I love all of these passages from Scripture. They show our dual heritage of humanity in both the flesh and the spirit. Our human heritage is in our sin passed down from our first father, Adam, and our relation to every person on earth. But our Spiritual heritage is so much greater! It is found in the God made man, Christ Jesus, who lived and died to save us from that death of sin that we might Live with Him. Today, we are often separated by manmade distinctions of race, and false ideas that separate us from Christ. God wants us to be joined together as brothers and sisters in Christ. But how do we know we are all part of one human family? How do we know that we are Adam’s children? How do we know where we come from? Do Pentecost, Babel, and Creation really have anything in common?
The answer is yes, and that is what my book, Names, Nations, and the New Testament, is about. And because of this church holiday, and because I love this story so much, I’m offering my book at a discount for a limited time this week. Knowing these Scriptural accounts is more than just trivia, and what happened on Pentecost should be celebrated on more than one day. These accounts are your spiritual and historical heritage. They show how you, made in the image of God, were saved by God along with all people, your brothers and sisters in flesh and spirit. If you ever wondered what my subheader meant, this is it. My book, however, goes more in-depth on the relationships between the nations, connecting them to the spiritual family in Christ found in the book of acts.

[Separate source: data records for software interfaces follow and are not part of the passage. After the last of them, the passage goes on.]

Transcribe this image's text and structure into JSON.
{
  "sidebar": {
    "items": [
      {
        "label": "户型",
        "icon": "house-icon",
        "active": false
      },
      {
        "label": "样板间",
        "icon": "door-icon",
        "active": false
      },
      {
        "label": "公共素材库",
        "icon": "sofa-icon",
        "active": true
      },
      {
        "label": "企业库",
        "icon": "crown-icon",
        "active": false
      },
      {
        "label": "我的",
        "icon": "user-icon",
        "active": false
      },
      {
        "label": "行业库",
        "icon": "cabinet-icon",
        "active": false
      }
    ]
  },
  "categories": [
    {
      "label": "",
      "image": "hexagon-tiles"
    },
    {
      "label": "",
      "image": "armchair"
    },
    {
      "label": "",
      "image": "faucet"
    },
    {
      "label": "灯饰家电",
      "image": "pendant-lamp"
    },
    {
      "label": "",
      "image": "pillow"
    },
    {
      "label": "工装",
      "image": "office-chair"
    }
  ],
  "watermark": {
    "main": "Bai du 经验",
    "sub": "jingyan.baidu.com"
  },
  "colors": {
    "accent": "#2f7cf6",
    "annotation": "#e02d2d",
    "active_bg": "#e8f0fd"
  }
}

I hope you’ll pick it up to learn more about this journey of humanity from Genesis to Acts.
Blessings to you and yours,
~Madelyn Rose Craig